• [Task] Return the records exactly as they appear below, omitting the pictures.

• [Material to process]
= = = = = = =
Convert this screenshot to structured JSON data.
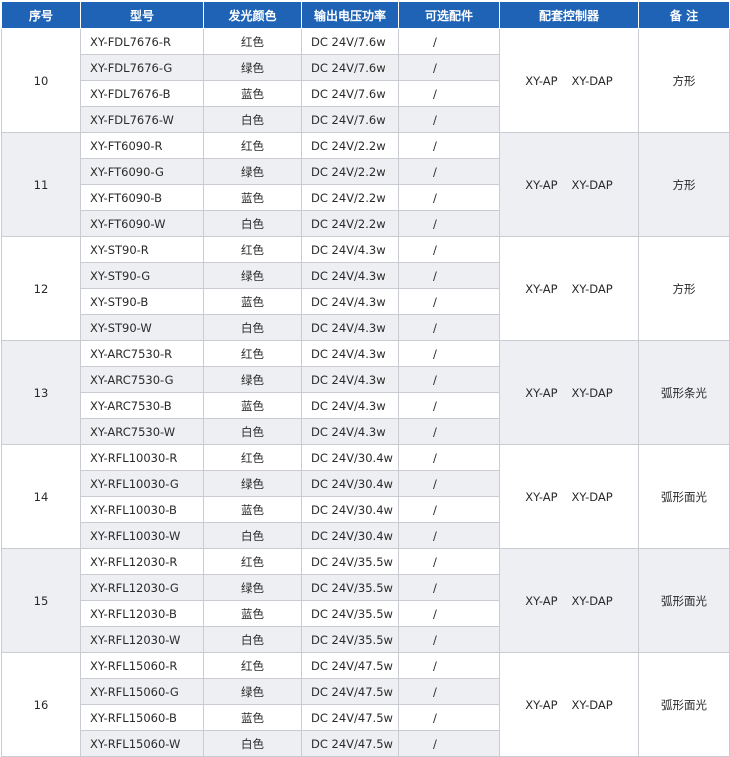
{
  "headers": [
    "序号",
    "型号",
    "发光颜色",
    "输出电压功率",
    "可选配件",
    "配套控制器",
    "备 注"
  ],
  "groups": [
    {
      "no": "10",
      "controller": [
        "XY-AP",
        "XY-DAP"
      ],
      "note": "方形",
      "rows": [
        {
          "model": "XY-FDL7676-R",
          "color": "红色",
          "power": "DC 24V/7.6w",
          "option": "/"
        },
        {
          "model": "XY-FDL7676-G",
          "color": "绿色",
          "power": "DC 24V/7.6w",
          "option": "/"
        },
        {
          "model": "XY-FDL7676-B",
          "color": "蓝色",
          "power": "DC 24V/7.6w",
          "option": "/"
        },
        {
          "model": "XY-FDL7676-W",
          "color": "白色",
          "power": "DC 24V/7.6w",
          "option": "/"
        }
      ]
    },
    {
      "no": "11",
      "controller": [
        "XY-AP",
        "XY-DAP"
      ],
      "note": "方形",
      "rows": [
        {
          "model": "XY-FT6090-R",
          "color": "红色",
          "power": "DC 24V/2.2w",
          "option": "/"
        },
        {
          "model": "XY-FT6090-G",
          "color": "绿色",
          "power": "DC 24V/2.2w",
          "option": "/"
        },
        {
          "model": "XY-FT6090-B",
          "color": "蓝色",
          "power": "DC 24V/2.2w",
          "option": "/"
        },
        {
          "model": "XY-FT6090-W",
          "color": "白色",
          "power": "DC 24V/2.2w",
          "option": "/"
        }
      ]
    },
    {
      "no": "12",
      "controller": [
        "XY-AP",
        "XY-DAP"
      ],
      "note": "方形",
      "rows": [
        {
          "model": "XY-ST90-R",
          "color": "红色",
          "power": "DC 24V/4.3w",
          "option": "/"
        },
        {
          "model": "XY-ST90-G",
          "color": "绿色",
          "power": "DC 24V/4.3w",
          "option": "/"
        },
        {
          "model": "XY-ST90-B",
          "color": "蓝色",
          "power": "DC 24V/4.3w",
          "option": "/"
        },
        {
          "model": "XY-ST90-W",
          "color": "白色",
          "power": "DC 24V/4.3w",
          "option": "/"
        }
      ]
    },
    {
      "no": "13",
      "controller": [
        "XY-AP",
        "XY-DAP"
      ],
      "note": "弧形条光",
      "rows": [
        {
          "model": "XY-ARC7530-R",
          "color": "红色",
          "power": "DC 24V/4.3w",
          "option": "/"
        },
        {
          "model": "XY-ARC7530-G",
          "color": "绿色",
          "power": "DC 24V/4.3w",
          "option": "/"
        },
        {
          "model": "XY-ARC7530-B",
          "color": "蓝色",
          "power": "DC 24V/4.3w",
          "option": "/"
        },
        {
          "model": "XY-ARC7530-W",
          "color": "白色",
          "power": "DC 24V/4.3w",
          "option": "/"
        }
      ]
    },
    {
      "no": "14",
      "controller": [
        "XY-AP",
        "XY-DAP"
      ],
      "note": "弧形面光",
      "rows": [
        {
          "model": "XY-RFL10030-R",
          "color": "红色",
          "power": "DC 24V/30.4w",
          "option": "/"
        },
        {
          "model": "XY-RFL10030-G",
          "color": "绿色",
          "power": "DC 24V/30.4w",
          "option": "/"
        },
        {
          "model": "XY-RFL10030-B",
          "color": "蓝色",
          "power": "DC 24V/30.4w",
          "option": "/"
        },
        {
          "model": "XY-RFL10030-W",
          "color": "白色",
          "power": "DC 24V/30.4w",
          "option": "/"
        }
      ]
    },
    {
      "no": "15",
      "controller": [
        "XY-AP",
        "XY-DAP"
      ],
      "note": "弧形面光",
      "rows": [
        {
          "model": "XY-RFL12030-R",
          "color": "红色",
          "power": "DC 24V/35.5w",
          "option": "/"
        },
        {
          "model": "XY-RFL12030-G",
          "color": "绿色",
          "power": "DC 24V/35.5w",
          "option": "/"
        },
        {
          "model": "XY-RFL12030-B",
          "color": "蓝色",
          "power": "DC 24V/35.5w",
          "option": "/"
        },
        {
          "model": "XY-RFL12030-W",
          "color": "白色",
          "power": "DC 24V/35.5w",
          "option": "/"
        }
      ]
    },
    {
      "no": "16",
      "controller": [
        "XY-AP",
        "XY-DAP"
      ],
      "note": "弧形面光",
      "rows": [
        {
          "model": "XY-RFL15060-R",
          "color": "红色",
          "power": "DC 24V/47.5w",
          "option": "/"
        },
        {
          "model": "XY-RFL15060-G",
          "color": "绿色",
          "power": "DC 24V/47.5w",
          "option": "/"
        },
        {
          "model": "XY-RFL15060-B",
          "color": "蓝色",
          "power": "DC 24V/47.5w",
          "option": "/"
        },
        {
          "model": "XY-RFL15060-W",
          "color": "白色",
          "power": "DC 24V/47.5w",
          "option": "/"
        }
      ]
    }
  ]
}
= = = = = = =
• [Answer]
Convert this screenshot to structured JSON data.
{
  "headers": [
    "序号",
    "型号",
    "发光颜色",
    "输出电压功率",
    "可选配件",
    "配套控制器",
    "备 注"
  ],
  "groups": [
    {
      "no": "10",
      "controller": [
        "XY-AP",
        "XY-DAP"
      ],
      "note": "方形",
      "rows": [
        {
          "model": "XY-FDL7676-R",
          "color": "红色",
          "power": "DC 24V/7.6w",
          "option": "/"
        },
        {
          "model": "XY-FDL7676-G",
          "color": "绿色",
          "power": "DC 24V/7.6w",
          "option": "/"
        },
        {
          "model": "XY-FDL7676-B",
          "color": "蓝色",
          "power": "DC 24V/7.6w",
          "option": "/"
        },
        {
          "model": "XY-FDL7676-W",
          "color": "白色",
          "power": "DC 24V/7.6w",
          "option": "/"
        }
      ]
    },
    {
      "no": "11",
      "controller": [
        "XY-AP",
        "XY-DAP"
      ],
      "note": "方形",
      "rows": [
        {
          "model": "XY-FT6090-R",
          "color": "红色",
          "power": "DC 24V/2.2w",
          "option": "/"
        },
        {
          "model": "XY-FT6090-G",
          "color": "绿色",
          "power": "DC 24V/2.2w",
          "option": "/"
        },
        {
          "model": "XY-FT6090-B",
          "color": "蓝色",
          "power": "DC 24V/2.2w",
          "option": "/"
        },
        {
          "model": "XY-FT6090-W",
          "color": "白色",
          "power": "DC 24V/2.2w",
          "option": "/"
        }
      ]
    },
    {
      "no": "12",
      "controller": [
        "XY-AP",
        "XY-DAP"
      ],
      "note": "方形",
      "rows": [
        {
          "model": "XY-ST90-R",
          "color": "红色",
          "power": "DC 24V/4.3w",
          "option": "/"
        },
        {
          "model": "XY-ST90-G",
          "color": "绿色",
          "power": "DC 24V/4.3w",
          "option": "/"
        },
        {
          "model": "XY-ST90-B",
          "color": "蓝色",
          "power": "DC 24V/4.3w",
          "option": "/"
        },
        {
          "model": "XY-ST90-W",
          "color": "白色",
          "power": "DC 24V/4.3w",
          "option": "/"
        }
      ]
    },
    {
      "no": "13",
      "controller": [
        "XY-AP",
        "XY-DAP"
      ],
      "note": "弧形条光",
      "rows": [
        {
          "model": "XY-ARC7530-R",
          "color": "红色",
          "power": "DC 24V/4.3w",
          "option": "/"
        },
        {
          "model": "XY-ARC7530-G",
          "color": "绿色",
          "power": "DC 24V/4.3w",
          "option": "/"
        },
        {
          "model": "XY-ARC7530-B",
          "color": "蓝色",
          "power": "DC 24V/4.3w",
          "option": "/"
        },
        {
          "model": "XY-ARC7530-W",
          "color": "白色",
          "power": "DC 24V/4.3w",
          "option": "/"
        }
      ]
    },
    {
      "no": "14",
      "controller": [
        "XY-AP",
        "XY-DAP"
      ],
      "note": "弧形面光",
      "rows": [
        {
          "model": "XY-RFL10030-R",
          "color": "红色",
          "power": "DC 24V/30.4w",
          "option": "/"
        },
        {
          "model": "XY-RFL10030-G",
          "color": "绿色",
          "power": "DC 24V/30.4w",
          "option": "/"
        },
        {
          "model": "XY-RFL10030-B",
          "color": "蓝色",
          "power": "DC 24V/30.4w",
          "option": "/"
        },
        {
          "model": "XY-RFL10030-W",
          "color": "白色",
          "power": "DC 24V/30.4w",
          "option": "/"
        }
      ]
    },
    {
      "no": "15",
      "controller": [
        "XY-AP",
        "XY-DAP"
      ],
      "note": "弧形面光",
      "rows": [
        {
          "model": "XY-RFL12030-R",
          "color": "红色",
          "power": "DC 24V/35.5w",
          "option": "/"
        },
        {
          "model": "XY-RFL12030-G",
          "color": "绿色",
          "power": "DC 24V/35.5w",
          "option": "/"
        },
        {
          "model": "XY-RFL12030-B",
          "color": "蓝色",
          "power": "DC 24V/35.5w",
          "option": "/"
        },
        {
          "model": "XY-RFL12030-W",
          "color": "白色",
          "power": "DC 24V/35.5w",
          "option": "/"
        }
      ]
    },
    {
      "no": "16",
      "controller": [
        "XY-AP",
        "XY-DAP"
      ],
      "note": "弧形面光",
      "rows": [
        {
          "model": "XY-RFL15060-R",
          "color": "红色",
          "power": "DC 24V/47.5w",
          "option": "/"
        },
        {
          "model": "XY-RFL15060-G",
          "color": "绿色",
          "power": "DC 24V/47.5w",
          "option": "/"
        },
        {
          "model": "XY-RFL15060-B",
          "color": "蓝色",
          "power": "DC 24V/47.5w",
          "option": "/"
        },
        {
          "model": "XY-RFL15060-W",
          "color": "白色",
          "power": "DC 24V/47.5w",
          "option": "/"
        }
      ]
    }
  ]
}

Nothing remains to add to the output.